ACTIVITY » For each entry below, output it exactly as it stands.

(Dataset rows for apps and sites)
..........

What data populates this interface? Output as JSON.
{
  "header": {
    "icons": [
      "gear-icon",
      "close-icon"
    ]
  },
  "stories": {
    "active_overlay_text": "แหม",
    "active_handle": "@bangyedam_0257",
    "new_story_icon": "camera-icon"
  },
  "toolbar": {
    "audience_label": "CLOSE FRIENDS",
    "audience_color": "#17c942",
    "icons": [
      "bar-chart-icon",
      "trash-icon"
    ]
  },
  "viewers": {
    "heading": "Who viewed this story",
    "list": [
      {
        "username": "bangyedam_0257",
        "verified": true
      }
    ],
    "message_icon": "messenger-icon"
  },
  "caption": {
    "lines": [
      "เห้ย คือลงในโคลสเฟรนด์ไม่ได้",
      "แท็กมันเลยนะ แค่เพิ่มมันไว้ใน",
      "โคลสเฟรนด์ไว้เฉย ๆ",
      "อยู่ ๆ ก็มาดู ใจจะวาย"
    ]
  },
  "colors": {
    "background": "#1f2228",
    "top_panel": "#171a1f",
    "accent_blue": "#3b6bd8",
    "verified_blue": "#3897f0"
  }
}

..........

EXPECTED ANSWER »
What data populates this interface? Output as JSON.
{
  "header": {
    "icons": [
      "gear-icon",
      "close-icon"
    ]
  },
  "stories": {
    "active_overlay_text": "แหม",
    "active_handle": "@bangyedam_0257",
    "new_story_icon": "camera-icon"
  },
  "toolbar": {
    "audience_label": "CLOSE FRIENDS",
    "audience_color": "#17c942",
    "icons": [
      "bar-chart-icon",
      "trash-icon"
    ]
  },
  "viewers": {
    "heading": "Who viewed this story",
    "list": [
      {
        "username": "bangyedam_0257",
        "verified": true
      }
    ],
    "message_icon": "messenger-icon"
  },
  "caption": {
    "lines": [
      "เห้ย คือลงในโคลสเฟรนด์ไม่ได้",
      "แท็กมันเลยนะ แค่เพิ่มมันไว้ใน",
      "โคลสเฟรนด์ไว้เฉย ๆ",
      "อยู่ ๆ ก็มาดู ใจจะวาย"
    ]
  },
  "colors": {
    "background": "#1f2228",
    "top_panel": "#171a1f",
    "accent_blue": "#3b6bd8",
    "verified_blue": "#3897f0"
  }
}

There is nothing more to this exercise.